Separate data from the Publishers Information Bureau gives some idea where the growth is. In 2007, the drugs and remedies category saw ad pages grow 3.1% to 19,674, in large part due to more direct-to-consumer advertising by pharmaceutical companies. Food and food products were also up 9.8% in ad pages, and retail rose 2.2%. These helped offset drops in technology, down 14.1%, and automotive, down 6.3% in ad pages.
The ad revenue figures from TNS and the PIB should be taken with a grain of salt, as they are based only on the official revenue rate cards provided by magazine publishers to set standard prices. That means they don't reflect discounts offered by many magazine publishers behind closed doors. It's hard to know the true extent of discounting across the industry, but there is anecdotal evidence of discounts up to 90% at some struggling pubs.
By the same token, it's clear that some magazine publishers are booming.
According to its own revenue figures, Rodale's revenues grew 7.8%, thanks in part to the popularity of titles like Men's Health, Women's Health and Runner's World--benefiting also from the pharmaceutical DTC boom.

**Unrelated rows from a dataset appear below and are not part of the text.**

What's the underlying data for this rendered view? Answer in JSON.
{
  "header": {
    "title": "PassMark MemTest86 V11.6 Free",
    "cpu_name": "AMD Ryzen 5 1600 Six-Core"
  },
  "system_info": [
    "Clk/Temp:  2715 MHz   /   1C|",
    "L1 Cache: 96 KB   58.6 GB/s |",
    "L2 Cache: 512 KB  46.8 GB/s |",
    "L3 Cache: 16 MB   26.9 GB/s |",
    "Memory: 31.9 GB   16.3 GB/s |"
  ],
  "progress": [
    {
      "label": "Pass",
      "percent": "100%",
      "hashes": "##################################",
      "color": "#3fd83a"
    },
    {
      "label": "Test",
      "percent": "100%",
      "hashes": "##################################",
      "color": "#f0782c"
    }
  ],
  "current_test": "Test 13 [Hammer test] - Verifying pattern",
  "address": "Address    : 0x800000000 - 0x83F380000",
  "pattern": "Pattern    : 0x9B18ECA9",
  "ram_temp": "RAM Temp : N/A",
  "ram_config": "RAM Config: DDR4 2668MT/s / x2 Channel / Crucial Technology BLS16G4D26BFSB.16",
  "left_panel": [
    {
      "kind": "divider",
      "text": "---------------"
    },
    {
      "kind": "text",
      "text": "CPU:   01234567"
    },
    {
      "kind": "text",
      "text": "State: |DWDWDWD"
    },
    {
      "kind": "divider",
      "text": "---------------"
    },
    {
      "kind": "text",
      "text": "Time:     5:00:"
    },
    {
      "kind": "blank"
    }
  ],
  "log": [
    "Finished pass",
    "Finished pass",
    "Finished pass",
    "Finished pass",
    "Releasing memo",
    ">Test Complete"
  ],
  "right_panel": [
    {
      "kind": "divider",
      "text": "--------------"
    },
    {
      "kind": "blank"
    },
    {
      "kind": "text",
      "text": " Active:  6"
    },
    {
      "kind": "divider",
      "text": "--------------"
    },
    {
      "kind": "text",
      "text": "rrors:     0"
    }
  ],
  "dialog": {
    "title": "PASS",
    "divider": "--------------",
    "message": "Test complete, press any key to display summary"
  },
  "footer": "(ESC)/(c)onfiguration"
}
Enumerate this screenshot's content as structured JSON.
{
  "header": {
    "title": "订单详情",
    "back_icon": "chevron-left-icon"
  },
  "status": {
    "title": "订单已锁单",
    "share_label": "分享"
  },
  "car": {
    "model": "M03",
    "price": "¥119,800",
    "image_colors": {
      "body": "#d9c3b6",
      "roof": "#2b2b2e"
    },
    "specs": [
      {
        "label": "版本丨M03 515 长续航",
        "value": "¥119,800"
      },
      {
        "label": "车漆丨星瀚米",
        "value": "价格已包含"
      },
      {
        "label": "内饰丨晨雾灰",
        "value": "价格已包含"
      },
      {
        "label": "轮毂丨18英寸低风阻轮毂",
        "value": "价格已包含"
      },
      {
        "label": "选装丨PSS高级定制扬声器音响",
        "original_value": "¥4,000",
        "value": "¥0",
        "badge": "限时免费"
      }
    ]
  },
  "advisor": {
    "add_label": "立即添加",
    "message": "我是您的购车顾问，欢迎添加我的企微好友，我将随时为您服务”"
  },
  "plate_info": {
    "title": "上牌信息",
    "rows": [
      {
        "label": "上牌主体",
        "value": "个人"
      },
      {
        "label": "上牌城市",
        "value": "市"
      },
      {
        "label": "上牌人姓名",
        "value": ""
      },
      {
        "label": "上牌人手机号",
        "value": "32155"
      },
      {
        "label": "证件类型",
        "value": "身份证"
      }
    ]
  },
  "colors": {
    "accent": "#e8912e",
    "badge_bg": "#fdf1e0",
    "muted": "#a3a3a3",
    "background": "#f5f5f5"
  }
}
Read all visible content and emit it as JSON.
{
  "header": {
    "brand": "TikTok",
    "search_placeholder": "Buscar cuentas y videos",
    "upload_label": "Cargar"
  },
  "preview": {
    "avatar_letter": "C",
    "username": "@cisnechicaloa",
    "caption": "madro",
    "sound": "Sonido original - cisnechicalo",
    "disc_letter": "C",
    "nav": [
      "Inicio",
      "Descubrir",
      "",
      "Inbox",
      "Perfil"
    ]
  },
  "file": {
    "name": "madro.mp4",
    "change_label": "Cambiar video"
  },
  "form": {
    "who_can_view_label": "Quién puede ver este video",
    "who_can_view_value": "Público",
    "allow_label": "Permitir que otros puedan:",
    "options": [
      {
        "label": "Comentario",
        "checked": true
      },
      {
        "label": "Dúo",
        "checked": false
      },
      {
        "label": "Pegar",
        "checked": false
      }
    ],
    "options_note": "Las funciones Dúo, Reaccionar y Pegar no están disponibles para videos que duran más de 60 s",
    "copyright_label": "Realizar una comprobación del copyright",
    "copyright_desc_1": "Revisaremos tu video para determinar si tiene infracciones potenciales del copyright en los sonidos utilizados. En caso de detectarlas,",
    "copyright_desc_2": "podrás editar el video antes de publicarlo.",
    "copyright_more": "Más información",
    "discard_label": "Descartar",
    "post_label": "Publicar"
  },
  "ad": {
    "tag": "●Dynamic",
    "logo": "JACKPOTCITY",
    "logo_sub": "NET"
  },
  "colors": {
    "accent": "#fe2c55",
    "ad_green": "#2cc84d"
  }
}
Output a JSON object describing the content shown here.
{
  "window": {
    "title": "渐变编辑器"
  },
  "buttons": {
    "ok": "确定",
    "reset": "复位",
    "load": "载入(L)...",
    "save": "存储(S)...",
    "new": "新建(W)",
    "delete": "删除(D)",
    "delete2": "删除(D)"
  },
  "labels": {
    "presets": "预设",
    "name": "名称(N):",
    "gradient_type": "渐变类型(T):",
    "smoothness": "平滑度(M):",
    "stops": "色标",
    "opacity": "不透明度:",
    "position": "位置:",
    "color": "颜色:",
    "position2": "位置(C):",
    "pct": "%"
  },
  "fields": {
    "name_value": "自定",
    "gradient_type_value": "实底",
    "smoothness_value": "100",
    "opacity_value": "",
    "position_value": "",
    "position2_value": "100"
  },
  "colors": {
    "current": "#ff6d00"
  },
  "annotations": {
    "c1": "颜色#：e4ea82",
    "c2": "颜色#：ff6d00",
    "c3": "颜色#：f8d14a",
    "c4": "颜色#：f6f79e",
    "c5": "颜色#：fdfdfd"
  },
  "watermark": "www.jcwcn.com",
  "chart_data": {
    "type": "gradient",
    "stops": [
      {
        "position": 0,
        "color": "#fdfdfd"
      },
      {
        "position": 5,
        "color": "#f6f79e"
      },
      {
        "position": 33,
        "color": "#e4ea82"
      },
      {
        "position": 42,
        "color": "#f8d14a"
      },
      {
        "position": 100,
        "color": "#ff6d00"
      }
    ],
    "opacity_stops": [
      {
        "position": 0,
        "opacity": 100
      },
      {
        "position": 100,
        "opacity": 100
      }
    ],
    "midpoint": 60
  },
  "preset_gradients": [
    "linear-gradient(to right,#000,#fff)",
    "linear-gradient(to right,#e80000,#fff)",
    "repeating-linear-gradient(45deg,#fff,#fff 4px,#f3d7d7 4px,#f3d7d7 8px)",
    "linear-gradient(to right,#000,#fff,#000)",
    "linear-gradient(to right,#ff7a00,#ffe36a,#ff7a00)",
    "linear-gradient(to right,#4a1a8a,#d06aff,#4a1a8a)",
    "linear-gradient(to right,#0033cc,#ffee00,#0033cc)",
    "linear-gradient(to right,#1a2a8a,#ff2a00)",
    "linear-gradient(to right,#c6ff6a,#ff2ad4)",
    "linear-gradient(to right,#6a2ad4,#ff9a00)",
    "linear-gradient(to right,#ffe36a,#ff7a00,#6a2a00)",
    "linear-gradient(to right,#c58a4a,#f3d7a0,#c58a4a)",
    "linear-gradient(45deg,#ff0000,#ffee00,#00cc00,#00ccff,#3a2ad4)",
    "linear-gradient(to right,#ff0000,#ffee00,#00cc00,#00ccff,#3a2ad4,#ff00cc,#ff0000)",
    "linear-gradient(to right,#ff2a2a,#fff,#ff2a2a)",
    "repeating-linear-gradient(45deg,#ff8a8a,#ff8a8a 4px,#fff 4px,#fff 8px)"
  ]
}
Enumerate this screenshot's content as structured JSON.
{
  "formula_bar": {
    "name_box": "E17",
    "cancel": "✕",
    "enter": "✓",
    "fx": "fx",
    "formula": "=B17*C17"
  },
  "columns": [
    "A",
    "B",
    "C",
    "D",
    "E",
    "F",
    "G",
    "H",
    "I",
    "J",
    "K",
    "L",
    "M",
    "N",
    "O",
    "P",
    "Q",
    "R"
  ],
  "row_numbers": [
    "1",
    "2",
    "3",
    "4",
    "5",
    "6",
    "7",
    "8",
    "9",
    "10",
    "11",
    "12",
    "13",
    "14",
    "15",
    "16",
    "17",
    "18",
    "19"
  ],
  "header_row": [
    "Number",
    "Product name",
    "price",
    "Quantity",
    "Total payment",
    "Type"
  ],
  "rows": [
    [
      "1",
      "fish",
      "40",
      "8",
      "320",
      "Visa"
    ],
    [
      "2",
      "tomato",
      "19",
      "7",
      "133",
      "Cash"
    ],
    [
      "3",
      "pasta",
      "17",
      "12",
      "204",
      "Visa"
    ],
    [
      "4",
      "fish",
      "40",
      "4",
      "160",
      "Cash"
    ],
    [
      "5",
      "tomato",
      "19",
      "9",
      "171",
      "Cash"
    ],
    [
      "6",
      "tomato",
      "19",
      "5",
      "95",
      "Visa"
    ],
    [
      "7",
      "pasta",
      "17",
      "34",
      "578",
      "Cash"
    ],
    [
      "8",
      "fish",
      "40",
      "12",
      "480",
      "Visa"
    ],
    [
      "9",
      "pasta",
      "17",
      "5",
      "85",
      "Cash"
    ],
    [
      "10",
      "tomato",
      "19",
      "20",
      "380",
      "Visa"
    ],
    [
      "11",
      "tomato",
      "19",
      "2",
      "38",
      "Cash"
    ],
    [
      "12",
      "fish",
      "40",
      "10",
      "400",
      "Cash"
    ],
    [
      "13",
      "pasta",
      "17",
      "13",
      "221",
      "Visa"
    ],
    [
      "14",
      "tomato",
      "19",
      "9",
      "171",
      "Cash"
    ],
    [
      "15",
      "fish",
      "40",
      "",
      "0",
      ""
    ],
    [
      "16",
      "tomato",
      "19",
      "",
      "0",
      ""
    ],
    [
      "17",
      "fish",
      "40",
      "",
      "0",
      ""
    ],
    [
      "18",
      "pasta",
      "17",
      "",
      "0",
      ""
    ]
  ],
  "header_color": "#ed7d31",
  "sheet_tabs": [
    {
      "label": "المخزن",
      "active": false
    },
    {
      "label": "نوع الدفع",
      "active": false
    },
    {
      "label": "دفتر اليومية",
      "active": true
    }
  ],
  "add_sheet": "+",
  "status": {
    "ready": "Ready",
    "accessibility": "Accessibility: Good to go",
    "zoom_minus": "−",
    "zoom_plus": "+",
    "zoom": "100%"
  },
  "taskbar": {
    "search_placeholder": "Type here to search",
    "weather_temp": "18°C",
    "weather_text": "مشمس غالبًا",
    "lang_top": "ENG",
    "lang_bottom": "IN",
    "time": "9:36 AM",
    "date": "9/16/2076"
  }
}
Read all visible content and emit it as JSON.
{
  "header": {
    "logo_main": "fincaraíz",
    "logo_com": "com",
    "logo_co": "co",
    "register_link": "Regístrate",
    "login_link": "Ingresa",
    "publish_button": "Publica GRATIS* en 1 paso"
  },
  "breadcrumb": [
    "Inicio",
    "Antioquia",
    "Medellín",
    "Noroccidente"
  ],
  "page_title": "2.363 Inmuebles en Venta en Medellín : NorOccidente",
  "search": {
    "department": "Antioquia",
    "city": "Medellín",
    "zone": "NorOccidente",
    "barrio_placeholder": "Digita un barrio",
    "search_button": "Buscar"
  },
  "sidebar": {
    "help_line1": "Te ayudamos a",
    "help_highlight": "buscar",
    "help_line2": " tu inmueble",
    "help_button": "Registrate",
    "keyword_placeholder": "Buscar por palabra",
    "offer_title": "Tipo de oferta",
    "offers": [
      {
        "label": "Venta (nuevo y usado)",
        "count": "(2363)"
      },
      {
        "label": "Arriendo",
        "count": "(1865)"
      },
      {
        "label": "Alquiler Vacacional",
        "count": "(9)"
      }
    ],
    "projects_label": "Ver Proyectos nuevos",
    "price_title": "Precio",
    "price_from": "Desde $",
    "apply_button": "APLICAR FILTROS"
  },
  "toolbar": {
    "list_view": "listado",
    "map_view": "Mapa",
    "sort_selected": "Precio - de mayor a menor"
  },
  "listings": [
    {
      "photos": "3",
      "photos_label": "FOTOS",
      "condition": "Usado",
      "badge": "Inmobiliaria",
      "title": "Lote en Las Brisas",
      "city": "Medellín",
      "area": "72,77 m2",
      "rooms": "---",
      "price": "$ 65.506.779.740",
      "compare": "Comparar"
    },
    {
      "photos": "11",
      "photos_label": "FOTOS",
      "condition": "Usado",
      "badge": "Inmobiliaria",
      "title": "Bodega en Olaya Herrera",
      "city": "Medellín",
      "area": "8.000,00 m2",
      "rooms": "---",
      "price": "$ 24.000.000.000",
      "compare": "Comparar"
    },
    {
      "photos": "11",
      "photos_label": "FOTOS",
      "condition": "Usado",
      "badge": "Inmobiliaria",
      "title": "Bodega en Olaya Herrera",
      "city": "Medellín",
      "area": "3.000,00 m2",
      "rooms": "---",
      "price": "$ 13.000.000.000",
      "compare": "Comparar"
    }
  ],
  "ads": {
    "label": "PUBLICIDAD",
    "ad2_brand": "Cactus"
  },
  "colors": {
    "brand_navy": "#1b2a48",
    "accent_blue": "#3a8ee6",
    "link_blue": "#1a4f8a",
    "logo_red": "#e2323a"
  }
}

Meanwhile, Meredith Corp.'s publishing revenues rose 2% in its fiscal year 2007 (ending in June), according to the form 10-K it filed to the Securities and Exchange Commission--like Rodale, benefiting from DTC ads.